Assignment:
Match the string "views" against each line below, and copy every line that matches.

== Segment start ==

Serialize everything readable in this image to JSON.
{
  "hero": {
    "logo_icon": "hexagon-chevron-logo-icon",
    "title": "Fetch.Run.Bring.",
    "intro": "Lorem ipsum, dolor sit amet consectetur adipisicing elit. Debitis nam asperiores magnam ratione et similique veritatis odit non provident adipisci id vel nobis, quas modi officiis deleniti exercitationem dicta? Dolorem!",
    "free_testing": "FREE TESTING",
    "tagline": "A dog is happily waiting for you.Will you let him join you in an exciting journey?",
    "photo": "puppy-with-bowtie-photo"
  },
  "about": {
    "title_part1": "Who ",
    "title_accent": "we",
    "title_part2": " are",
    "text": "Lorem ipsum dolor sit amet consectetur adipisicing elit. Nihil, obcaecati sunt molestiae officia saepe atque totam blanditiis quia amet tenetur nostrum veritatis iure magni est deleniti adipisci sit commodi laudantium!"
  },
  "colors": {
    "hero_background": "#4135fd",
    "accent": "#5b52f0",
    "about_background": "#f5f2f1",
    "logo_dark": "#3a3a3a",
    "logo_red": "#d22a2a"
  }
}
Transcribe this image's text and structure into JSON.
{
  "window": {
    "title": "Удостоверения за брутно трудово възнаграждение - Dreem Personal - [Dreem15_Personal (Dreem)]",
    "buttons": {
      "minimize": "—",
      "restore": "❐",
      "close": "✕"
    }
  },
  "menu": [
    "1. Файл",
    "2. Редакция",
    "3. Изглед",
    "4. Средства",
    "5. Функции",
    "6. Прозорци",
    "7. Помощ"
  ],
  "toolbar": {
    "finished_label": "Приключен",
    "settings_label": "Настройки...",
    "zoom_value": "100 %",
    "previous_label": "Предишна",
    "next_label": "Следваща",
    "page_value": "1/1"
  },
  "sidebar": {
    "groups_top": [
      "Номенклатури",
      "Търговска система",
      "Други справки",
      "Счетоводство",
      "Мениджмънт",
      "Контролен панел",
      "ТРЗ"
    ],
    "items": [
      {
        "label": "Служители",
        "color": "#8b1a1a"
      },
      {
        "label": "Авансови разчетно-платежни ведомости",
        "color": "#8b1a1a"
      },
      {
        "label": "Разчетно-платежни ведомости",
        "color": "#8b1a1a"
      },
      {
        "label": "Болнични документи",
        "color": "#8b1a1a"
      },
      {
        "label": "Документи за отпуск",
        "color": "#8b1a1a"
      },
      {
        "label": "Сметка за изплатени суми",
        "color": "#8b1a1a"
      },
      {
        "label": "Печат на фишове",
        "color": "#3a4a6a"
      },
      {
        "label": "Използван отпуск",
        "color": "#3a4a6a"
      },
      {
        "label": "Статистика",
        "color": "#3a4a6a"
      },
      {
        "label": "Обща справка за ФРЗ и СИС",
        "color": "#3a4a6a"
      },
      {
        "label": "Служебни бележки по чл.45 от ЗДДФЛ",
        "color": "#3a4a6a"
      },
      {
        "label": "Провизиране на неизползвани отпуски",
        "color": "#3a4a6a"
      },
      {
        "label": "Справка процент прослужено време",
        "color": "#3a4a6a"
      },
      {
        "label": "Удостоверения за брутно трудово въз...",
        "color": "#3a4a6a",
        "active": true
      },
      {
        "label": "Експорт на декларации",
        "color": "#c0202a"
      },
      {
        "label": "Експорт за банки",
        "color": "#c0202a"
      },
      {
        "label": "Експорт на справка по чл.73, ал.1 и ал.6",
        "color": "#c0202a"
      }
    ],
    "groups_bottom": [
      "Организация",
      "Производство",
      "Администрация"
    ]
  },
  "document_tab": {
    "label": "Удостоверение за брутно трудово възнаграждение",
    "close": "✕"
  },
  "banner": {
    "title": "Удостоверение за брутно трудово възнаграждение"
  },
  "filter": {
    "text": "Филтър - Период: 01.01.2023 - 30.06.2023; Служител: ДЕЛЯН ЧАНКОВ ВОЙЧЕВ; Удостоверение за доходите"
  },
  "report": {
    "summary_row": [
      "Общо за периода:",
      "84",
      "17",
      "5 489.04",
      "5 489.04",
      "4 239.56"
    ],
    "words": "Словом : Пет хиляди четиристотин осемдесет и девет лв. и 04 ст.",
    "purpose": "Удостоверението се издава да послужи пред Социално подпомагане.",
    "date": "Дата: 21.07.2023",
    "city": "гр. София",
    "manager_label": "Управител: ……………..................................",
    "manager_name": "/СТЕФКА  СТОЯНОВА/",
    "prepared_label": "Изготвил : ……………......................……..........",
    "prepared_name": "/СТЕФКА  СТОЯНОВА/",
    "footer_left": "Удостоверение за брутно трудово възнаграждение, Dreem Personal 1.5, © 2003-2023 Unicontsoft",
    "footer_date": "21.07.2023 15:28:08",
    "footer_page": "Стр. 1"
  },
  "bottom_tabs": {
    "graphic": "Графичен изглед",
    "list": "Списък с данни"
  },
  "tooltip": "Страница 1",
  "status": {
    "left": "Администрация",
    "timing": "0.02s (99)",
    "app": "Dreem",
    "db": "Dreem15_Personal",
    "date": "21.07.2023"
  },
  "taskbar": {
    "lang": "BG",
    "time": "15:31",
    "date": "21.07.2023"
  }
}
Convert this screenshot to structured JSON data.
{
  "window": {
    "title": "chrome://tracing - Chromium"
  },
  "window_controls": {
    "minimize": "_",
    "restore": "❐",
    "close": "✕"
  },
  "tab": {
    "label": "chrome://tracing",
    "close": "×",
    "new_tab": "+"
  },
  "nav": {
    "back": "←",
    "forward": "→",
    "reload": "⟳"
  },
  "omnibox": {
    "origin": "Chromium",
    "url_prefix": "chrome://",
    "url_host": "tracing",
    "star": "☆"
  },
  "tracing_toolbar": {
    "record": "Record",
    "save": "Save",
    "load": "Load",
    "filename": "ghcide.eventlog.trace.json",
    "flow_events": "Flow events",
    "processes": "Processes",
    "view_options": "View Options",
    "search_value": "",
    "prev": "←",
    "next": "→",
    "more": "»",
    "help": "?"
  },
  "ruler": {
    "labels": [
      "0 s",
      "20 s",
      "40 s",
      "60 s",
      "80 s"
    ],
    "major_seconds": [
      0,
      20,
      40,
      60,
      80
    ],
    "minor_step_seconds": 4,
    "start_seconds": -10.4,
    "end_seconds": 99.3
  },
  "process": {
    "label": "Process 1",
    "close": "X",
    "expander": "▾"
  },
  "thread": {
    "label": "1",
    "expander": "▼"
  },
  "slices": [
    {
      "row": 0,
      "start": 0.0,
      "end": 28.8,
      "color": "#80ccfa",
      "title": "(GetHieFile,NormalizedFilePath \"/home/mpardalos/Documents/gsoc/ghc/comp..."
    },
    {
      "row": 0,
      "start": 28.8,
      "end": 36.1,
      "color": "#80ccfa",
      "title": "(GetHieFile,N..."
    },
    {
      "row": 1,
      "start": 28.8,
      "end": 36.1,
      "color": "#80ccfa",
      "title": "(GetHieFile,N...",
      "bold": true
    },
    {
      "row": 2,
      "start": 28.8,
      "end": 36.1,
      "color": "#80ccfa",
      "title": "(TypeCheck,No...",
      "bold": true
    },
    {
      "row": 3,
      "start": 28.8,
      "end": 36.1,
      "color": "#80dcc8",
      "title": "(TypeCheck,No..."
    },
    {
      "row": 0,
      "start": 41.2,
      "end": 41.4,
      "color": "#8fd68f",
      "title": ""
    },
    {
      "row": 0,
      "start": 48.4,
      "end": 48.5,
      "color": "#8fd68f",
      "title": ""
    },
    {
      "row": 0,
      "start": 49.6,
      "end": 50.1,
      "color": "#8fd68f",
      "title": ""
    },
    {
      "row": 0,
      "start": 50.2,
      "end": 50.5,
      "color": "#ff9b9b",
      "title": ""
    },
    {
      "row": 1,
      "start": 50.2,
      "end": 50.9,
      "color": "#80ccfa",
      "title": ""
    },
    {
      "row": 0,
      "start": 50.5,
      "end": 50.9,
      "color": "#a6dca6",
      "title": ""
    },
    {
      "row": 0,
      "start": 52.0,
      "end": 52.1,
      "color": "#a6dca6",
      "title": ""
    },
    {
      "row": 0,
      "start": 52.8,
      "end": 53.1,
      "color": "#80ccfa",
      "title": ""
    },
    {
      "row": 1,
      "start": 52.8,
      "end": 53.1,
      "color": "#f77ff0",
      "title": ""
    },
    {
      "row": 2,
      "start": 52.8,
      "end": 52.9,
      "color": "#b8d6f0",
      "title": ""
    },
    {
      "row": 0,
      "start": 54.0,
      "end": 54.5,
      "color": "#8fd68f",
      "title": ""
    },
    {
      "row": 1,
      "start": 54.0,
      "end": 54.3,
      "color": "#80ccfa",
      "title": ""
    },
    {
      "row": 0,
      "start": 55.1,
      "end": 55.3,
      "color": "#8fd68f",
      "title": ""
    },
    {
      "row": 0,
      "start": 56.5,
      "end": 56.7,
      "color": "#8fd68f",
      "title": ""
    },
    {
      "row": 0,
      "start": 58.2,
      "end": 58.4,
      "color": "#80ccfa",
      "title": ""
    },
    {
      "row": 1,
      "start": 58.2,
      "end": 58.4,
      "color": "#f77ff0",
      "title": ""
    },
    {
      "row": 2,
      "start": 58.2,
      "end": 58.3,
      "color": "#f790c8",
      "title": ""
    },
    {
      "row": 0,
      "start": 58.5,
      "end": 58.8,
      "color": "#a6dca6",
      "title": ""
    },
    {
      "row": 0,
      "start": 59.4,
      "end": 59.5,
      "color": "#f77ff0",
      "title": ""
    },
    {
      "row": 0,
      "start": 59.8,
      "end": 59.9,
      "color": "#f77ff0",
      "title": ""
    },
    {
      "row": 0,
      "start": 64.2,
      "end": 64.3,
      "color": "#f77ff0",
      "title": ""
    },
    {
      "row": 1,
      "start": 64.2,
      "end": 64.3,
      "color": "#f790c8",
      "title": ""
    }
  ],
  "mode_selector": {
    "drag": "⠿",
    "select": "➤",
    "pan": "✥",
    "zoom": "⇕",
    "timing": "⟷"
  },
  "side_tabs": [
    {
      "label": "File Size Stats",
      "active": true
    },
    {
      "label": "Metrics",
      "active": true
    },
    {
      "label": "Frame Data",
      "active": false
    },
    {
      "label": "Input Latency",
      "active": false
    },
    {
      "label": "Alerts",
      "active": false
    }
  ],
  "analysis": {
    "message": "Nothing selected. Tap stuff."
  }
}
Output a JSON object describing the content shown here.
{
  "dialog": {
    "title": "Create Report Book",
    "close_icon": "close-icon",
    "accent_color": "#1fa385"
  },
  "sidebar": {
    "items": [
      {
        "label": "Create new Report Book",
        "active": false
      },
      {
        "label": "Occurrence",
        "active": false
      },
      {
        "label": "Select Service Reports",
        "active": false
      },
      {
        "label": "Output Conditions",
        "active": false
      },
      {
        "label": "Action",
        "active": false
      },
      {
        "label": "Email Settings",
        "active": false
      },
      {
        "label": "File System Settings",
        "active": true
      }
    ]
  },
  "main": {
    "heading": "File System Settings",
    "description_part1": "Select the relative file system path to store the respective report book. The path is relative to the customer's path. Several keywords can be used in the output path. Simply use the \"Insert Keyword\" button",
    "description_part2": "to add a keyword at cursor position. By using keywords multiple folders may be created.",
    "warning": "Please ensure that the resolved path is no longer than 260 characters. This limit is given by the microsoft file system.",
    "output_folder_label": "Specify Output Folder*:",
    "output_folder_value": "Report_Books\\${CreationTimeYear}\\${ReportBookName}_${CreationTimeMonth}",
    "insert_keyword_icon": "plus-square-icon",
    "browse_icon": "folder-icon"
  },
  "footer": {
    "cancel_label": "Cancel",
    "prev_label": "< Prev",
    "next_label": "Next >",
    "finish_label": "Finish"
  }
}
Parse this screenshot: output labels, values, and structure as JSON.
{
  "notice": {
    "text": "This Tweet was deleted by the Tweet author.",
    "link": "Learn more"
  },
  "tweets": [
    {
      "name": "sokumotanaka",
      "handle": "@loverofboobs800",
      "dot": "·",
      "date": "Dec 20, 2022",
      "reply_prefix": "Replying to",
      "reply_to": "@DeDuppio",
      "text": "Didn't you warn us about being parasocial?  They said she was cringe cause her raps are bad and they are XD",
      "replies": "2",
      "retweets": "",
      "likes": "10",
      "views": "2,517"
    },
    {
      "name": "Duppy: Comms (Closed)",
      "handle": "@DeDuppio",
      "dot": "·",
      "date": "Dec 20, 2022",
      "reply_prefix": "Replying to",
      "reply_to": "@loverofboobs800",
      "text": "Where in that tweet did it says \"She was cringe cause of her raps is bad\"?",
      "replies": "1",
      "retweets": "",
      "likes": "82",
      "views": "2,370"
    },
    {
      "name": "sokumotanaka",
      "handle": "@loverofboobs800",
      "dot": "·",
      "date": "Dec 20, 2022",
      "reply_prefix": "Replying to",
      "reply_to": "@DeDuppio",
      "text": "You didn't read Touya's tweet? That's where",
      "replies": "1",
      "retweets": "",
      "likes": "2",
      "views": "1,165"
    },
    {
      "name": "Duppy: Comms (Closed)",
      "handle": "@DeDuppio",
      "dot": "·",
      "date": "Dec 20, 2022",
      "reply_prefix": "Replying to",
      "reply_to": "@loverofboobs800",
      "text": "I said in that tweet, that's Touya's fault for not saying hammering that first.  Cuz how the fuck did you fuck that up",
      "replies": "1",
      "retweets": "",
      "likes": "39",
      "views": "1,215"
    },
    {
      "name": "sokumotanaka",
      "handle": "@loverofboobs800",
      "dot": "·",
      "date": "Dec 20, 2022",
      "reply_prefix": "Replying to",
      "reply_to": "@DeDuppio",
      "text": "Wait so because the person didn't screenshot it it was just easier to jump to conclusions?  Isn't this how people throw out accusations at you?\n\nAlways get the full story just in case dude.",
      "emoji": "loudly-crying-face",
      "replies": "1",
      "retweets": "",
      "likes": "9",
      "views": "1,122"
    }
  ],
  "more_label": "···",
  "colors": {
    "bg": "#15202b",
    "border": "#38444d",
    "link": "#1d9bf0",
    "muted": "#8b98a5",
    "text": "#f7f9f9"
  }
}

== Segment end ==

Reply to the task:
      "views": "2,517"
      "views": "2,370"
      "views": "1,165"
      "views": "1,215"
      "views": "1,122"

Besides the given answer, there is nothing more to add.